Fecal bacteria found in chain coffee drinks. The BBC’s consumer-affairs Watchdog program has found fecal bacteria in ice at Starbucks, Costa Coffee, and Caffe Nero in the United Kingdom. While they found trace amounts, when measured the levels were found to be alarming, causing companies to have to rethink their ice handling tactics. What’s worse, the bacteria found in these cafes was considered to have human disease potential, making it not just unsanitary but potentially dangerous to consumers. These findings underscore how important hygiene practices are for all kinds of eating and drinking establishments. (CNBC)

In the News: Older Fathers May Have ‘Geekier’ Sons, Airplane Coffee and Tea May Be Full of Bacteria, Centenarians Share Secrets to Longevity

Older fathers may have ‘geekier’ sons. According to a “Geek Index”, created by King’s College London, men who wait longer to start a family may have “geekier” sons. A team of scientists analyzed test results from 15,000 twins, noting their non-verbal IQ, ability to focus on a subject, and social aloofness.  They found that the boys who scored high were brighter, more focused, and less worried about fitting in. Interestingly, they discovered that the age of the mother played no role in these results, and that daughters of older fathers were immune to these traits. When looking for an answer, researchers point out that new sperm mutations may be in play, as well as the fact that older men may simply encourage geeky traits thanks to their lifestyles.  (BBC)

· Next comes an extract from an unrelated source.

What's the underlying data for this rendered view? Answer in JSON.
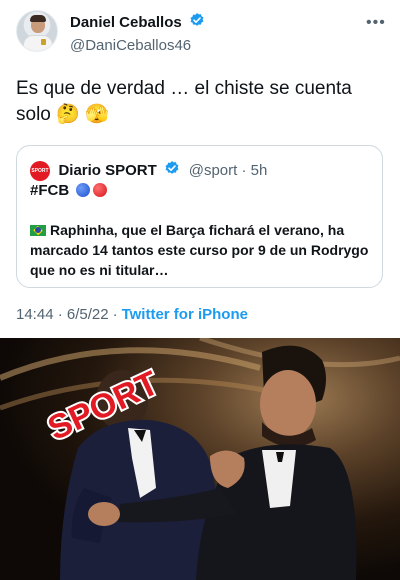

Airplane coffee and tea may be full of bacteria. Do you find yourself ordering a cup of coffee or tea on a flight? You may want to rethink this beverage choice.  When asked which beverages they never go for on planes, stewardesses admitted they refuse to drink coffee, tea, or hot water. As it turns out, they may have the right idea. The water used for these warm beverages comes from the tap as opposed to a bottle, and that tap water may be full of horrible germs. One study found that in 158 airplanes, 13% were found to have coliform and two airplanes were even found to have E.coli in their tap water. An astounding one in every eight planes does not even pass the standards of water safety. To avoid ingesting potentially dangerous strains of bacteria, simply opt for bottled water or bring your own and save your caffeine fix for after you land. Here are eight more tricks to stay healthy while traveling. (T+L)

Centenarians share their secrets to longevity. As more and more people are reaching 100 years of age and up, scientists are looking into the secret behind their longevity. When asked how they maintain their youthful energy at the ages of 104 and 102, John and Charlotte Henderson point to a few key factors: eating well, sleeping enough, not drinking too much, having a loving partner, not overeating, and making time to exercise consistently. Another factor that plays a role is genetics. When Mac Miller, 102 years old, was asked how he’s stayed alive and healthy this long, he explained “my grandparents were in their 80s, my mother was 89, and my father was 93.” So it looks like a blend of behavioral factors, genetics, and today’s improved healthcare have led to an increase in the number of centenarians in the U.S. Want to stay on top of your longevity regimen? Check out this handy checklist. (USAT)